The National Association of Federal Credit Unions issued a statement rebutting a Wall Street Journal story that suggested declining values on mortgage securities could prompt a loss of confidence in the sector and even potentially trigger a run on deposits. NAFCU clarified that the article focused on corporate credit unions, which serve other credit unions, and that their investments are limited to the most highly rated securities. The group went on to say that consumer credit unions are solid and operating with low delinquency.
BankUnited Financial Corp. reported Friday a $146 million loss before taxes for its fiscal third quarter ended June 30, compared to a $102 million loss in the prior quarter $23 million profit a year earlier.
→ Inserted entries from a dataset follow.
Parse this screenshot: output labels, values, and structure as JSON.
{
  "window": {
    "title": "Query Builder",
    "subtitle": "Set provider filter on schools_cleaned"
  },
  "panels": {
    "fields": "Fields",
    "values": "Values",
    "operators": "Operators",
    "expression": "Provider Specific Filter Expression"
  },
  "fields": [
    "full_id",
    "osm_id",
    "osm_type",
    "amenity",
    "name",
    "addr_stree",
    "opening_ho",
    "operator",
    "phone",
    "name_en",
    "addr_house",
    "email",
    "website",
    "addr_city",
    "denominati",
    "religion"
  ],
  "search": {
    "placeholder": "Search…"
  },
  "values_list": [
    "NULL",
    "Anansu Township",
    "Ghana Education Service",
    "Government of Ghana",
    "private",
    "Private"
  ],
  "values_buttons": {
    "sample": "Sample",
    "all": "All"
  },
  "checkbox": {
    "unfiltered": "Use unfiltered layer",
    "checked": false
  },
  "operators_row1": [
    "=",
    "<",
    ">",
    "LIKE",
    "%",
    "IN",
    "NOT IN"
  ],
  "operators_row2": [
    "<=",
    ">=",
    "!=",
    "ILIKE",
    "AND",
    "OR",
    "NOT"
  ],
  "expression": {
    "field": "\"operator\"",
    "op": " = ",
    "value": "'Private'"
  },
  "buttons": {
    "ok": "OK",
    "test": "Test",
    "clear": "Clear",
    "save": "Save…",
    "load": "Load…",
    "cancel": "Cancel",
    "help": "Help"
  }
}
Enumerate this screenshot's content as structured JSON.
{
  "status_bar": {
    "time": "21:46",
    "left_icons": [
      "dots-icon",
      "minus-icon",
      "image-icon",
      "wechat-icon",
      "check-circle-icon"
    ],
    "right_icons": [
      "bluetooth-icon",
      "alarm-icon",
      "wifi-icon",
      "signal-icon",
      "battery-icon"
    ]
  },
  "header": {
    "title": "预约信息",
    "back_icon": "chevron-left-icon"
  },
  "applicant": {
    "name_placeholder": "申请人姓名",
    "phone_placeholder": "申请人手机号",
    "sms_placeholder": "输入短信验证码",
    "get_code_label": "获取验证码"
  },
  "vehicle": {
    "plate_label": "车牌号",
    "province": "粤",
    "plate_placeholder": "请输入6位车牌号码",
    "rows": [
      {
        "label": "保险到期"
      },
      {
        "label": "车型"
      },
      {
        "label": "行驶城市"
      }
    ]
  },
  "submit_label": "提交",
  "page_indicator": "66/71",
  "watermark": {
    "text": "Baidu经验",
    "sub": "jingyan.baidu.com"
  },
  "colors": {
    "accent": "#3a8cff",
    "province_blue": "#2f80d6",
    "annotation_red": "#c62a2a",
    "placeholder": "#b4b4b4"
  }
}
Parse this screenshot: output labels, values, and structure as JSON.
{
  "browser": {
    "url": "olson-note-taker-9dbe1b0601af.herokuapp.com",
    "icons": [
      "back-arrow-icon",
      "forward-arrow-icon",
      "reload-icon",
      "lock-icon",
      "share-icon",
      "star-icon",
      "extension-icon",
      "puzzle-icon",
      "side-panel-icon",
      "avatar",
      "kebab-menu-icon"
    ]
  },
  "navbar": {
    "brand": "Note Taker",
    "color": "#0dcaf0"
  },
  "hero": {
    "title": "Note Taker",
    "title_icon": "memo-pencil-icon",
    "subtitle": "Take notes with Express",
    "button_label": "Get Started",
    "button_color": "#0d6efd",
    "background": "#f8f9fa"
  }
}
The loss was primarily attributable to a $130 million loan-loss provision.
The Coral Gables, Fla.-based company said it is shrinking its residential mortgage loan portfolio. Residential loans on its balance sheet were $9.5 billion on June 30, while specialty consumer mortgages were $0.8 billion and home-equity loans and lines-of-credit totaled $0.5 billion. Loans serviced for others ended the period at $2.1 billion.
"This quarter was a mix of strong results from our core banking operations offset by continued deterioration in the mortgage portfolio," BankUnited Chairman and CEO Alfred R. Camner said in the report.
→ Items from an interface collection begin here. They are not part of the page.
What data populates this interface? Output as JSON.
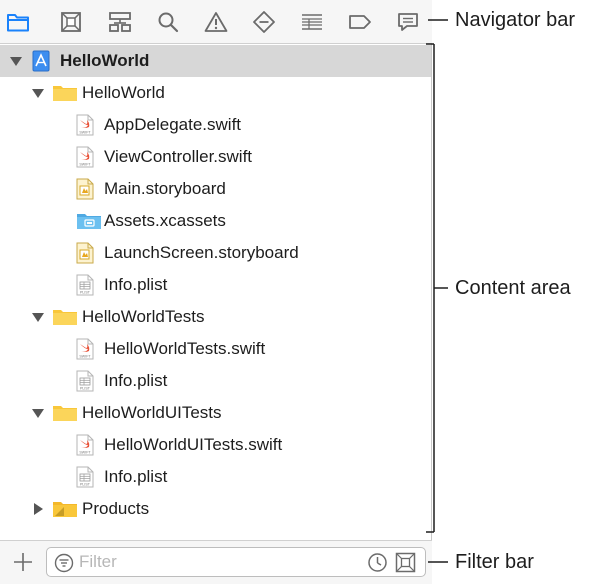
{
  "navigator": {
    "icons": [
      "folder-icon",
      "source-control-icon",
      "symbol-icon",
      "search-icon",
      "issue-icon",
      "test-icon",
      "debug-icon",
      "breakpoint-icon",
      "report-icon"
    ]
  },
  "tree": [
    {
      "label": "HelloWorld",
      "kind": "project",
      "depth": 0,
      "expanded": true,
      "selected": true
    },
    {
      "label": "HelloWorld",
      "kind": "folder",
      "depth": 1,
      "expanded": true
    },
    {
      "label": "AppDelegate.swift",
      "kind": "swift",
      "depth": 2
    },
    {
      "label": "ViewController.swift",
      "kind": "swift",
      "depth": 2
    },
    {
      "label": "Main.storyboard",
      "kind": "storyboard",
      "depth": 2
    },
    {
      "label": "Assets.xcassets",
      "kind": "assets",
      "depth": 2
    },
    {
      "label": "LaunchScreen.storyboard",
      "kind": "storyboard",
      "depth": 2
    },
    {
      "label": "Info.plist",
      "kind": "plist",
      "depth": 2
    },
    {
      "label": "HelloWorldTests",
      "kind": "folder",
      "depth": 1,
      "expanded": true
    },
    {
      "label": "HelloWorldTests.swift",
      "kind": "swift",
      "depth": 2
    },
    {
      "label": "Info.plist",
      "kind": "plist",
      "depth": 2
    },
    {
      "label": "HelloWorldUITests",
      "kind": "folder",
      "depth": 1,
      "expanded": true
    },
    {
      "label": "HelloWorldUITests.swift",
      "kind": "swift",
      "depth": 2
    },
    {
      "label": "Info.plist",
      "kind": "plist",
      "depth": 2
    },
    {
      "label": "Products",
      "kind": "products",
      "depth": 1,
      "expanded": false
    }
  ],
  "filter": {
    "placeholder": "Filter"
  },
  "callouts": {
    "navigator_bar": "Navigator bar",
    "content_area": "Content area",
    "filter_bar": "Filter bar"
  },
  "colors": {
    "accent": "#1a82fb",
    "icon_gray": "#6b6b6b",
    "selection": "#d7d7d7",
    "folder_yellow": "#f9c73a",
    "assets_blue": "#6cc0f0",
    "swift_orange": "#e8533a"
  }
}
In an SEC filing Monday, Wachovia Corp. increased its second-quarter loss to $9.1 billion from $8.9 billion originally reported on July 22. The increase reflected the effect of recent and active settlement discussions with securities regulators of investigations relating to auction-rate securities.
Radian Group Inc. reported Monday a $393 million second-quarter loss, worse than the $197 million loss a year earlier. The latest period reflected a pre-tax first-lien premium deficiency reserve of $422 million. The reserve reflects Radian's best estimate of the present value of expected future losses not already included in the June 30, 2008, loss reserves, net of related future premiums.
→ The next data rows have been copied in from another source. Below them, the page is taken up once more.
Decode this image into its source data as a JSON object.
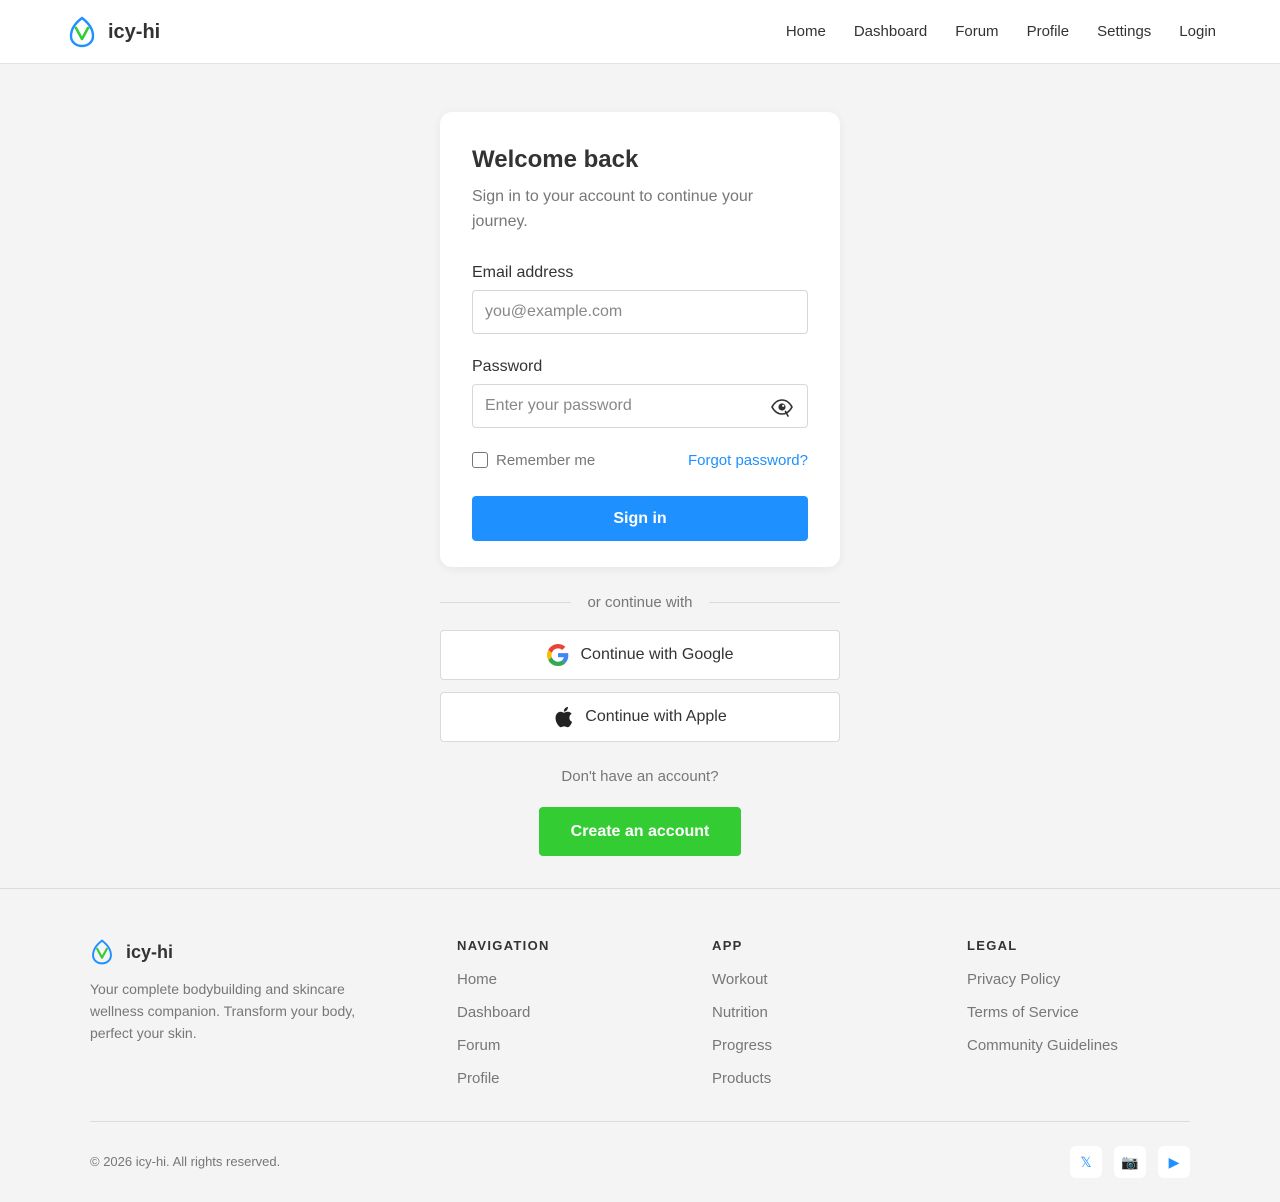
{
  "brand": {
    "name": "icy-hi",
    "logo_icon": "leaf-drop-logo"
  },
  "nav": {
    "items": [
      "Home",
      "Dashboard",
      "Forum",
      "Profile",
      "Settings",
      "Login"
    ]
  },
  "login": {
    "title": "Welcome back",
    "subtitle": "Sign in to your account to continue your journey.",
    "email_label": "Email address",
    "email_placeholder": "you@example.com",
    "email_value": "",
    "password_label": "Password",
    "password_placeholder": "Enter your password",
    "password_value": "",
    "password_toggle_icon": "eye-icon",
    "remember_label": "Remember me",
    "remember_checked": false,
    "forgot_label": "Forgot password?",
    "signin_label": "Sign in"
  },
  "social": {
    "divider": "or continue with",
    "google_label": "Continue with Google",
    "apple_label": "Continue with Apple"
  },
  "signup": {
    "prompt": "Don't have an account?",
    "button_label": "Create an account"
  },
  "footer": {
    "brand_name": "icy-hi",
    "description": "Your complete bodybuilding and skincare wellness companion. Transform your body, perfect your skin.",
    "columns": [
      {
        "heading": "NAVIGATION",
        "links": [
          "Home",
          "Dashboard",
          "Forum",
          "Profile"
        ]
      },
      {
        "heading": "APP",
        "links": [
          "Workout",
          "Nutrition",
          "Progress",
          "Products"
        ]
      },
      {
        "heading": "LEGAL",
        "links": [
          "Privacy Policy",
          "Terms of Service",
          "Community Guidelines"
        ]
      }
    ],
    "copyright": "© 2026 icy-hi. All rights reserved.",
    "social_icons": [
      "x-twitter-icon",
      "instagram-camera-icon",
      "youtube-play-icon"
    ],
    "social_glyphs": [
      "𝕏",
      "📷",
      "▶"
    ]
  },
  "colors": {
    "primary": "#1e90ff",
    "success": "#33cc33",
    "text": "#333333",
    "muted": "#777777",
    "background": "#f4f4f4",
    "logo_blue": "#1e90ff",
    "logo_green": "#33cc33"
  }
}
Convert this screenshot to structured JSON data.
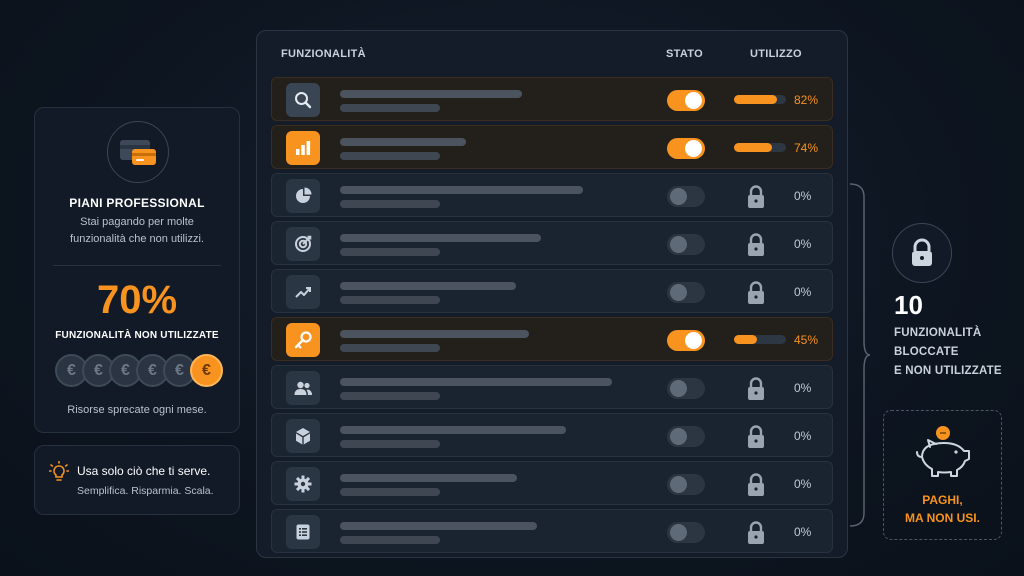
{
  "plan": {
    "title": "PIANI PROFESSIONAL",
    "description": "Stai pagando per molte funzionalità che non utilizzi.",
    "unused_percent": "70%",
    "unused_label": "FUNZIONALITÀ NON UTILIZZATE",
    "coin_symbol": "€",
    "coins_total": 6,
    "coins_active": 1,
    "waste_text": "Risorse sprecate ogni mese."
  },
  "tip": {
    "title": "Usa solo ciò che ti serve.",
    "subtitle": "Semplifica. Risparmia. Scala."
  },
  "table": {
    "headers": {
      "feature": "FUNZIONALITÀ",
      "status": "STATO",
      "usage": "UTILIZZO"
    },
    "rows": [
      {
        "icon": "search-icon",
        "enabled": true,
        "usage": 0.82,
        "usage_label": "82%"
      },
      {
        "icon": "bar-chart-icon",
        "enabled": true,
        "usage": 0.74,
        "usage_label": "74%"
      },
      {
        "icon": "pie-chart-icon",
        "enabled": false,
        "usage": 0,
        "usage_label": "0%"
      },
      {
        "icon": "target-icon",
        "enabled": false,
        "usage": 0,
        "usage_label": "0%"
      },
      {
        "icon": "trend-up-icon",
        "enabled": false,
        "usage": 0,
        "usage_label": "0%"
      },
      {
        "icon": "key-icon",
        "enabled": true,
        "usage": 0.45,
        "usage_label": "45%"
      },
      {
        "icon": "users-icon",
        "enabled": false,
        "usage": 0,
        "usage_label": "0%"
      },
      {
        "icon": "cube-icon",
        "enabled": false,
        "usage": 0,
        "usage_label": "0%"
      },
      {
        "icon": "gear-icon",
        "enabled": false,
        "usage": 0,
        "usage_label": "0%"
      },
      {
        "icon": "document-icon",
        "enabled": false,
        "usage": 0,
        "usage_label": "0%"
      }
    ]
  },
  "blocked": {
    "count": "10",
    "line1": "FUNZIONALITÀ",
    "line2": "BLOCCATE",
    "line3": "E NON UTILIZZATE"
  },
  "pay": {
    "line1": "PAGHI,",
    "line2": "MA NON USI."
  },
  "colors": {
    "accent": "#f7931e",
    "background": "#0d1520",
    "card": "#111a26"
  }
}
JPMorgan Chase & Co. said in an SEC filing Monday that it has already incurred $1.5 billion in third-quarter losses as a result of spreads on mortgage-backed securities and loans that have sharply widened. The New York-based firm said its investment bank's exposure to prime and Alt-A mortgages was $19.5 billion and its subprime exposure was $1.9 billion.
"These mortgage exposures could be adversely affected by worsening market conditions, further deterioration in the housing market and market activity reflecting distressed sellers," JPMorgan said in the filing.
UBS reported yesterday a second-quarter loss of CHF 358 million (U.S. $330 million). Results were impacted by realized and unrealized losses of (U.S.) $5.1 billion on legacy risk positions, mainly on exposures related to U.S. residential real estate related securities and other credit positions.
Standard & Poor's Ratings Services announced Monday that it lowered Fannie Mae's risk-to-the-government rating to A from A+, reflecting a worsening financial profile. The rating measures Fannie's credit worthiness as if there were no government support. The Washington, D.C.-based company's preferred stock and subordinated debt rating were lowered to A- from AA-.
S&P cited the same logic in its downgrade Monday of Freddie Mac's risk-to-the-government rating to A from AA- and its downgrade of Freddie's subordinated debt and preferred stock rating to A- from AA-.
Downey Financial Corp. said in an SEC filing Monday that it experienced elevated levels of deposit withdrawals at the end of the second quarter. But the situation has reversed, and the Newport Beach, Calif.-based company has since experienced deposit inflows. Downey warned that if elevated levels of net deposit outflows resume, the usual sources of liquidity could become depleted, forcing it to raise additional capital -- which it said could be difficult in the current environment.
Office of the Comptroller of the Currency Order Numbers 2008-068 through 2008-091